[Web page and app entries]
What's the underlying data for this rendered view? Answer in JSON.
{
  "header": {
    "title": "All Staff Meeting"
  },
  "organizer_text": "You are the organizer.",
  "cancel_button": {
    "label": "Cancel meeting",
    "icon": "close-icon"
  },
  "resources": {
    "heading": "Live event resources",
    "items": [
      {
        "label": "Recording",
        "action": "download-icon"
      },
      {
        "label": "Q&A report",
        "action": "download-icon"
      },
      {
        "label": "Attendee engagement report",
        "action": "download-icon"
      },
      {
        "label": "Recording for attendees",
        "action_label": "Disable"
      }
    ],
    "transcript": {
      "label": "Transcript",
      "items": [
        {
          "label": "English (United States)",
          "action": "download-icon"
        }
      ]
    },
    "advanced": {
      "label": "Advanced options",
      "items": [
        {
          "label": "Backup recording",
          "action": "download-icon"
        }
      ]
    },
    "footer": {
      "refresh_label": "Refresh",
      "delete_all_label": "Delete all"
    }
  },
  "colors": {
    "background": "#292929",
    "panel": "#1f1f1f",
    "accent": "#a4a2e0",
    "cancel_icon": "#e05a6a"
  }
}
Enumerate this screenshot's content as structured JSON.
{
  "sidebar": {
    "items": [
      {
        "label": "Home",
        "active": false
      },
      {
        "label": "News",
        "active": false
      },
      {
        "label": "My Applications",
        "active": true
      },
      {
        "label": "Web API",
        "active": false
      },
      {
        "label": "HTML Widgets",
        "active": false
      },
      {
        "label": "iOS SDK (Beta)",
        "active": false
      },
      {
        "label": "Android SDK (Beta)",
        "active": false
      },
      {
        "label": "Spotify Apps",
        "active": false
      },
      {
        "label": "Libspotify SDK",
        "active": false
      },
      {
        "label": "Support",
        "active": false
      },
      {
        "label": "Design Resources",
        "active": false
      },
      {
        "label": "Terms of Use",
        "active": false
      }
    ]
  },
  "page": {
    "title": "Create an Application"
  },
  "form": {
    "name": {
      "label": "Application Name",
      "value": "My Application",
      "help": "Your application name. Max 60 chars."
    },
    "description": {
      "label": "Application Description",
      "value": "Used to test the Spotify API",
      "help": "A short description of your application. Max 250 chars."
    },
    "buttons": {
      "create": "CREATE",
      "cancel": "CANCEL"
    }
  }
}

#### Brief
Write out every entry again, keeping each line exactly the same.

#### Response for this exercise
What's the underlying data for this rendered view? Answer in JSON.
{
  "header": {
    "title": "All Staff Meeting"
  },
  "organizer_text": "You are the organizer.",
  "cancel_button": {
    "label": "Cancel meeting",
    "icon": "close-icon"
  },
  "resources": {
    "heading": "Live event resources",
    "items": [
      {
        "label": "Recording",
        "action": "download-icon"
      },
      {
        "label": "Q&A report",
        "action": "download-icon"
      },
      {
        "label": "Attendee engagement report",
        "action": "download-icon"
      },
      {
        "label": "Recording for attendees",
        "action_label": "Disable"
      }
    ],
    "transcript": {
      "label": "Transcript",
      "items": [
        {
          "label": "English (United States)",
          "action": "download-icon"
        }
      ]
    },
    "advanced": {
      "label": "Advanced options",
      "items": [
        {
          "label": "Backup recording",
          "action": "download-icon"
        }
      ]
    },
    "footer": {
      "refresh_label": "Refresh",
      "delete_all_label": "Delete all"
    }
  },
  "colors": {
    "background": "#292929",
    "panel": "#1f1f1f",
    "accent": "#a4a2e0",
    "cancel_icon": "#e05a6a"
  }
}
Enumerate this screenshot's content as structured JSON.
{
  "sidebar": {
    "items": [
      {
        "label": "Home",
        "active": false
      },
      {
        "label": "News",
        "active": false
      },
      {
        "label": "My Applications",
        "active": true
      },
      {
        "label": "Web API",
        "active": false
      },
      {
        "label": "HTML Widgets",
        "active": false
      },
      {
        "label": "iOS SDK (Beta)",
        "active": false
      },
      {
        "label": "Android SDK (Beta)",
        "active": false
      },
      {
        "label": "Spotify Apps",
        "active": false
      },
      {
        "label": "Libspotify SDK",
        "active": false
      },
      {
        "label": "Support",
        "active": false
      },
      {
        "label": "Design Resources",
        "active": false
      },
      {
        "label": "Terms of Use",
        "active": false
      }
    ]
  },
  "page": {
    "title": "Create an Application"
  },
  "form": {
    "name": {
      "label": "Application Name",
      "value": "My Application",
      "help": "Your application name. Max 60 chars."
    },
    "description": {
      "label": "Application Description",
      "value": "Used to test the Spotify API",
      "help": "A short description of your application. Max 250 chars."
    },
    "buttons": {
      "create": "CREATE",
      "cancel": "CANCEL"
    }
  }
}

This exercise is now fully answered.